Hell House is your classic haunted mansion type story, which delves deeply into the science of parapsychology, and the dueling worlds within this realm. Science versus mediumship is a constant struggle within this novel, one that at times can be maddening to read. There are many different angles of approach in dealing with the supernatural within this story, from the staunch Dr. Barrett (accompanied by his wife, Edith) who believes, perhaps to a fault, that all supernatural phenomenon can eventually be explained through simple laws of physics and the natural sciences, to the dueling worlds of mediumship between Florence Tanner, who is a mental medium and Ben Fischer, who is a physical medium. The differences are discussed at length within the novel, in a manner that is both informative and fascinating.
There are only four main characters in this novel, two male, two female. However, there are a plethora of other characters that come into play, including Emeric Belasco, the owner of Hell House, who is believed to be only one of many ghosts haunting the abode. In fact, there appear to be dozens of souls trapped within the Belasco house, including Emeric’s son, Daniel Belasco.
The sexual tension in this story can be cut with a knife, from the strained bedroom relations between the doctor and his wife, to the possessed-actions of both Edith Barrett and Florence Tanner, towards both living males in the house. There are sexual advances, innuendos, flagrant attacks, and even a depicted ghost-rape of one of the female guests in the house.
This story leaves you guessing as to just who is truly haunting the latest guests of Hell House, and what they really want. The science remains a mystery, all the way up until the end. It’s a who’s-who, and who-dunnit of the ghost variety, where the visions and hauntings suffered by the characters will leave you wondering just what has happened, what is real, what is hallucinated, imagined, or even faked.
If you get the chance, I highly recommend reading this book in segments, then watching the corresponding segments of the film. (Please note to look for “The Legend of Hell House, 1973 version, starring Roddy McDowell). The suspense it builds is incredible and heightens the enjoyment of both mediums, literary and cinematic, of this classic horror masterpiece.
Hell House is a ride. I also recommend reading it at night with all the lights out, save for the one you need to read the pages by. And see if you don’t jump at the sudden noises of your house’s walls settling, or the creaking of your roof in the wind; the light tap-tappings of your house’s foundation settling in for the evening…
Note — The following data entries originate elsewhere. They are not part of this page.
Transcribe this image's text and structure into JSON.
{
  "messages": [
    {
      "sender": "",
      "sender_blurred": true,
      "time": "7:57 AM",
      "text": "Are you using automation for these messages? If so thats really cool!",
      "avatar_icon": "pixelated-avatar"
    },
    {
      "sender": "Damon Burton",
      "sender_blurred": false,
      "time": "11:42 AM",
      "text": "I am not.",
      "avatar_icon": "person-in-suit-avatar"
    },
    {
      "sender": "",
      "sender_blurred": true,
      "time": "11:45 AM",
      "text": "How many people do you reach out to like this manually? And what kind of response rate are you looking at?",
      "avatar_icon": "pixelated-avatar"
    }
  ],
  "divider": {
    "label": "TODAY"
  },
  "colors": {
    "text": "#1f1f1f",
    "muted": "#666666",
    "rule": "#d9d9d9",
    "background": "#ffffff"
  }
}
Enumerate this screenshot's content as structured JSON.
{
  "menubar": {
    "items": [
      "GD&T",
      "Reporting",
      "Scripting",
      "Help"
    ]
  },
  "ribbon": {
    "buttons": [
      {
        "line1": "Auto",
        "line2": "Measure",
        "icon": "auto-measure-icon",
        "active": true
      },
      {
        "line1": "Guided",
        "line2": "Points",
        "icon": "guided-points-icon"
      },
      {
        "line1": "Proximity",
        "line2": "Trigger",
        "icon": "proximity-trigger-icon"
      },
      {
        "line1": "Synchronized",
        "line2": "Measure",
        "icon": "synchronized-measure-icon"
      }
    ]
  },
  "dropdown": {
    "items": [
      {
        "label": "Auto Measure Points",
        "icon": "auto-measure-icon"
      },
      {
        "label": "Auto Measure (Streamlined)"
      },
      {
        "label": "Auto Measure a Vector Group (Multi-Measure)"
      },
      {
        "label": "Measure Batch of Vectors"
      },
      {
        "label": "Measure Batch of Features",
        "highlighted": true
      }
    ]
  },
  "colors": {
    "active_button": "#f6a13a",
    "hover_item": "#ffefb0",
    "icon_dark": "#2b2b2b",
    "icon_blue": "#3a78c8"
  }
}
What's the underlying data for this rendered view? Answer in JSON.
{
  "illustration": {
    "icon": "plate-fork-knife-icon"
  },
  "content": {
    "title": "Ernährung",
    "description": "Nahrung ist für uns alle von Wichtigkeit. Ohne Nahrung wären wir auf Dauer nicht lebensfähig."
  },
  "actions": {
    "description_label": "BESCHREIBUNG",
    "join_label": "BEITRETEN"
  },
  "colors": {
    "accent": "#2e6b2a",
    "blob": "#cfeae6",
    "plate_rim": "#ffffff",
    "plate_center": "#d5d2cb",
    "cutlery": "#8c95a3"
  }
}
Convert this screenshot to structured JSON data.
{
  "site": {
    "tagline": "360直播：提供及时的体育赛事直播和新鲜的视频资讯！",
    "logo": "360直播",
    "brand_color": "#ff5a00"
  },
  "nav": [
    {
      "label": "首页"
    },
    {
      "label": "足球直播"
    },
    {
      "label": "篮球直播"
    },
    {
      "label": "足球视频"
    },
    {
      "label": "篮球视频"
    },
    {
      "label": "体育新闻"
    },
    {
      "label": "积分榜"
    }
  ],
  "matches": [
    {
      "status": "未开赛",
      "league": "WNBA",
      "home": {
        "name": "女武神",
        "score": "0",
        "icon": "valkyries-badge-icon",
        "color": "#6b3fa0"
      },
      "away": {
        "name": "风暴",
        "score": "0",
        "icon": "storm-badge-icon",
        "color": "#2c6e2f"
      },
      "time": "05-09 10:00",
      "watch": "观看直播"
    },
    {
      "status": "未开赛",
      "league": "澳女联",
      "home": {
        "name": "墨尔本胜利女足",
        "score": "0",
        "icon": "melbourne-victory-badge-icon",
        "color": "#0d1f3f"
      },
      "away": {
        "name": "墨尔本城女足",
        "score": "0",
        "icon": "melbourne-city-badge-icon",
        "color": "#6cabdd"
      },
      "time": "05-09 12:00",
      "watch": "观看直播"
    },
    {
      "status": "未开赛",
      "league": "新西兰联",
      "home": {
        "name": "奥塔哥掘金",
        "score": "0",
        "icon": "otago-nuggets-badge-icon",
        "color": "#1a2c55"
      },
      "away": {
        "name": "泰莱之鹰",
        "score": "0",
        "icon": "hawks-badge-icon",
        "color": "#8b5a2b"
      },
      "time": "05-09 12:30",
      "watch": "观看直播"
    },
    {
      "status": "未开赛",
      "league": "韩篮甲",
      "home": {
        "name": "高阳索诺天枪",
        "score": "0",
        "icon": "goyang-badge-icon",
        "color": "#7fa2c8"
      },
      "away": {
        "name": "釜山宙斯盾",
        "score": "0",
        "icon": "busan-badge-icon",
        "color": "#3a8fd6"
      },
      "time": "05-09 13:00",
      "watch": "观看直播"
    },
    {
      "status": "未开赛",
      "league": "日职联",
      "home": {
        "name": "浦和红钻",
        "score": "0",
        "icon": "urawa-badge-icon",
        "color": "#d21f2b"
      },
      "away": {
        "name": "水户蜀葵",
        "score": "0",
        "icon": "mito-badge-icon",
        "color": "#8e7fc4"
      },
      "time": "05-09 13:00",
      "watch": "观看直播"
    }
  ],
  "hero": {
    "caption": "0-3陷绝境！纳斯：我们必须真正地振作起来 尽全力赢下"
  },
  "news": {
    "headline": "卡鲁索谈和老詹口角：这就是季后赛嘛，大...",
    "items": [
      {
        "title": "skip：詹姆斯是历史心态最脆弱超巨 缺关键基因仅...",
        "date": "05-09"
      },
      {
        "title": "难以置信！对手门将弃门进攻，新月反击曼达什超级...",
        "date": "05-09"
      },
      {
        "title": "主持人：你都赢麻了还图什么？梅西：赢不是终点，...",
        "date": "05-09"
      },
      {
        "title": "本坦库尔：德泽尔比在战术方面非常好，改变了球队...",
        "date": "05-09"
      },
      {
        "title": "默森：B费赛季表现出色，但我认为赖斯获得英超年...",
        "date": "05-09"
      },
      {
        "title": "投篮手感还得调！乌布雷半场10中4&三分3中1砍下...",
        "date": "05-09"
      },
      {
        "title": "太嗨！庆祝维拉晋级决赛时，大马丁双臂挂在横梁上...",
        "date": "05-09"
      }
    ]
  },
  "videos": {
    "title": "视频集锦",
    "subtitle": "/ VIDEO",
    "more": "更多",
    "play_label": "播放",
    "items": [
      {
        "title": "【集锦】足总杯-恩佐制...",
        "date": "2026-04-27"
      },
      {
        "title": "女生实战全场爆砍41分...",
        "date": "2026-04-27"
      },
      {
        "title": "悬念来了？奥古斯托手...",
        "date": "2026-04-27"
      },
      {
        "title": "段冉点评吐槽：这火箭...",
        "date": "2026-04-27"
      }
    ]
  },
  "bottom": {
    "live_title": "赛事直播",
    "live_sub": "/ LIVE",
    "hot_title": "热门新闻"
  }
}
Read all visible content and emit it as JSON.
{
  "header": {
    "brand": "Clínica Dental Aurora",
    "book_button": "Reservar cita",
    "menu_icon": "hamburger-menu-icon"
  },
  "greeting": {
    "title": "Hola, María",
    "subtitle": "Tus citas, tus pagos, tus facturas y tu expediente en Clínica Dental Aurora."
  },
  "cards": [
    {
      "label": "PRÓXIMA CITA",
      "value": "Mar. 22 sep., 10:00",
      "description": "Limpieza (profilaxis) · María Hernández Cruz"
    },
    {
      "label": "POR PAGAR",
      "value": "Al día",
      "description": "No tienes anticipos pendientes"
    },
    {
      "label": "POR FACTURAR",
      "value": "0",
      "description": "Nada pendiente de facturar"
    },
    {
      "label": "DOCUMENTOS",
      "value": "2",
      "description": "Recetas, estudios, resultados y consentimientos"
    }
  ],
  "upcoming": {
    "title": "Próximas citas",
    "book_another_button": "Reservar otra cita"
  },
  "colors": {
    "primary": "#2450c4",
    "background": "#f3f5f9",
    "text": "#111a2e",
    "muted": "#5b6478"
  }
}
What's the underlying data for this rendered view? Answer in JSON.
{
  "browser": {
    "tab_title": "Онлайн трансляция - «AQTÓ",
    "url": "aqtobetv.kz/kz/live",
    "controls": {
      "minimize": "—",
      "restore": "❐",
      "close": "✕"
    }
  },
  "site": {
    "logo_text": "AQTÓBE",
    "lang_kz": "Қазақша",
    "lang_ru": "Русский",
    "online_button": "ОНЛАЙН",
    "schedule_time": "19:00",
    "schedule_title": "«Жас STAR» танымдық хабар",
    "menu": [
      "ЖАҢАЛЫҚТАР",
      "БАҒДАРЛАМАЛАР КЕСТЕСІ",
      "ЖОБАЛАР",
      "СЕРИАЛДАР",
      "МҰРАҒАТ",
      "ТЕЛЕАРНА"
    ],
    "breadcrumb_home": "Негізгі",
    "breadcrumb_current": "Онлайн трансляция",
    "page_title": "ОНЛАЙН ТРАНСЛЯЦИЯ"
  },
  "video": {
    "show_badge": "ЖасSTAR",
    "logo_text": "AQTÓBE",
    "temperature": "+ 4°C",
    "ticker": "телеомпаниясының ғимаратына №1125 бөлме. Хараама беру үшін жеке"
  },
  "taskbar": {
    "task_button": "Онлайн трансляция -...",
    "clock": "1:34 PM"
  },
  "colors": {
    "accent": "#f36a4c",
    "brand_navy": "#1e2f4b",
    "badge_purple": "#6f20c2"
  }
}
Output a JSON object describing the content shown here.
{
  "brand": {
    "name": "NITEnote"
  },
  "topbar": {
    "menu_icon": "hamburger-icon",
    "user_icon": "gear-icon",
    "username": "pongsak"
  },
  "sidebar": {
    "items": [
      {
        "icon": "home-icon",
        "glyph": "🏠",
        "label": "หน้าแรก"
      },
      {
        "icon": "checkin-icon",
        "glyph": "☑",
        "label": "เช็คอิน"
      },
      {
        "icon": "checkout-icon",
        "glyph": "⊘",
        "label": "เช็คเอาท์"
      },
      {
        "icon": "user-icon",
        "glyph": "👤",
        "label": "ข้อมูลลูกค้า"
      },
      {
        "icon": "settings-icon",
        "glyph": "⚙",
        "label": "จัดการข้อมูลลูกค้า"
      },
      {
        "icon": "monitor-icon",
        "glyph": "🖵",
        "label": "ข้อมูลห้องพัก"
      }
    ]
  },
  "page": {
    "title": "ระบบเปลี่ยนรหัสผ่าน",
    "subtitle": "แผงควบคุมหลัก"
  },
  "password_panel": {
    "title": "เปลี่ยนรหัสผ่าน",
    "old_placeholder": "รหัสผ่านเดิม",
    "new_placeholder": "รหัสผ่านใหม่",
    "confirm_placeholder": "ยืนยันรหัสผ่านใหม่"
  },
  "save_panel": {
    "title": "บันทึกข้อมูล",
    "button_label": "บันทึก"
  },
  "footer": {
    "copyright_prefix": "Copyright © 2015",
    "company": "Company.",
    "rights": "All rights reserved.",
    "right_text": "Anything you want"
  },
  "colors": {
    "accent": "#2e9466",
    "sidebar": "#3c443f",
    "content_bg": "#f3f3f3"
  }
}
Matheson knows how to spin a scary tale, and best of all, he really builds on the characters, making you care about each of them and their plights, as if they were your best friends. You’ll find yourself exclaiming out loud while reading this book, as if you were watching a film unfolding live before your eyes (this is Matheson’s cinematic, visual gift at work in his prose), saying things like, “No! Don’t have another drink!” or “Don’t go in there, and certainly not alone!”
If this book doesn’t entertain you, I’d be surprised. Everyone likes a classic horror spooky tale about a haunted mansion, don’t they? It’s a classic premise, told with no pretense toward the cliche. I assure you, Hell House will please, and scare you. If you’ve never visited this novel, do so soon. And read at your own risk….